The word zimolez, which is honeysuckle in Czech, came up the other day during a conversation with a Czech friend. It comes from zima (winter) and lézt (to climb, crawl, creep), so could be translated as “winter climber”.
Other interesting words that came up include plšík (doormouse), smršť (tornado) brblat (to grizzle, beef, grouch, mutter) and žbrblat (to mutter to oneself). The root smršť also appears in words related to shrinking and contracting, such as smrštit (to shrink), smrštěný (contracted, shrunk) and smršťovací fólie (shrink wrap).
What delicious consonant clusters!
The English name honeysuckle comes from the Old English hunigsuge (honey-suck).

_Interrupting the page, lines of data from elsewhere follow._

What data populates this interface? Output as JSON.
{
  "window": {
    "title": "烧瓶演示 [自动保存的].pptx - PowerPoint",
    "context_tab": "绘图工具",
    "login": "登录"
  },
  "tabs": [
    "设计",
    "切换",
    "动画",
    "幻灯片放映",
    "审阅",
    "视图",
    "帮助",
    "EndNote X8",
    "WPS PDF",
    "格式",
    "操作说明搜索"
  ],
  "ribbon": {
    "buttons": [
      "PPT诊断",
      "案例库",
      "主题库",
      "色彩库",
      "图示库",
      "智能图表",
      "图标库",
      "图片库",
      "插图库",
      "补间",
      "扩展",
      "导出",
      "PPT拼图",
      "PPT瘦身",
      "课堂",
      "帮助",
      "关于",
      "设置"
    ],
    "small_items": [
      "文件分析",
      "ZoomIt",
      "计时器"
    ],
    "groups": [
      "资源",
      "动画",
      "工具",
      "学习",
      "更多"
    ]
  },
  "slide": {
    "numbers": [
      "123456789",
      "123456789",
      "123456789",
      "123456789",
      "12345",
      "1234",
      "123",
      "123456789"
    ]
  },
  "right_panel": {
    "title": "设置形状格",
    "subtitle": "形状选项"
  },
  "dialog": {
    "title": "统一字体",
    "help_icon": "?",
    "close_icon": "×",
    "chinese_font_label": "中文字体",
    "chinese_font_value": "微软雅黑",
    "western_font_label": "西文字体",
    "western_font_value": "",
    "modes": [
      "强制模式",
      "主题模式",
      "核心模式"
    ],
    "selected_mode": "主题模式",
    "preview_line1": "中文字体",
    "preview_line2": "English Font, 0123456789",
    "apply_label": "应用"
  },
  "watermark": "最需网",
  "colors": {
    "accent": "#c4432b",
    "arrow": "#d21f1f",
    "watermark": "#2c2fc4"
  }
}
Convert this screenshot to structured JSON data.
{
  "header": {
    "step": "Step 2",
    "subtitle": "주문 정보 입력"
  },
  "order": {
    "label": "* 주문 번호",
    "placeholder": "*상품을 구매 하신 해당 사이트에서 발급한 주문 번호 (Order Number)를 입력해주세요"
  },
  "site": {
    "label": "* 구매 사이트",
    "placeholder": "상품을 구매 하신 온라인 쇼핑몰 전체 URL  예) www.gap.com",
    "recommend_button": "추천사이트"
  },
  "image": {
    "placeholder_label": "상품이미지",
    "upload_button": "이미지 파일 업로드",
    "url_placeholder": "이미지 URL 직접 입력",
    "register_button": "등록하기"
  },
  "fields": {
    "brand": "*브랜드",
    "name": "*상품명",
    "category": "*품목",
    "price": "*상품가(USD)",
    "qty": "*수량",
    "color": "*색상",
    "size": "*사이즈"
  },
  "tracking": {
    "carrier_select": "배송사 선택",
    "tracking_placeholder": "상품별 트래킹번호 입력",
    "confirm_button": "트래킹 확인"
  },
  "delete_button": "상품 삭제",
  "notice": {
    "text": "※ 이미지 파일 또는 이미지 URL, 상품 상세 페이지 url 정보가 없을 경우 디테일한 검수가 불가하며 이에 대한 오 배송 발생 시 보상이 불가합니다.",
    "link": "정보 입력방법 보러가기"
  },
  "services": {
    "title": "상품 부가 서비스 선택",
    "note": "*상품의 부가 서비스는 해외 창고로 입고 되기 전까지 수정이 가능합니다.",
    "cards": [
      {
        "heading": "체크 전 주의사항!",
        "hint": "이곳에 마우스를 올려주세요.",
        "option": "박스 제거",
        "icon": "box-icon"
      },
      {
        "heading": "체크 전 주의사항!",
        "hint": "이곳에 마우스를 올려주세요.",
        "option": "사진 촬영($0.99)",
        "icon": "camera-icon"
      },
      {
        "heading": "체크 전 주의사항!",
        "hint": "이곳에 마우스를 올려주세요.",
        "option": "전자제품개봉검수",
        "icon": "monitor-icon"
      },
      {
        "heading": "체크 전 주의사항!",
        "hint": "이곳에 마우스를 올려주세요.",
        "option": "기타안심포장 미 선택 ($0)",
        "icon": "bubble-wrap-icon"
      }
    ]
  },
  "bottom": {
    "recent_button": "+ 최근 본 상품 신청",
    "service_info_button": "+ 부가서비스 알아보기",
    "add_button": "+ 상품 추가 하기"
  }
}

An alternative name is Eglantine, which comes from the Old French aiglent (dog rose), from the Vulgar Latin aquilentus (rich in prickles), from the Latin aculeus (spine, prickle), a diminutive of acus (needle)
Names for honeysuckle in other languages include:
- German: Geißblatt (goat leaf)
- French: Chèvrefeuille (goat leaf)
- Irish: Féithleann (vein ale ?)
- Italian: Caprifoglio (goat leaf)
- Latin: Lonicera
- Spanish: Madreselva (mother jungle)
- Welsh: Gwyddfid (wild hedge ?) or Llaeth y gaseg (mare’s milk)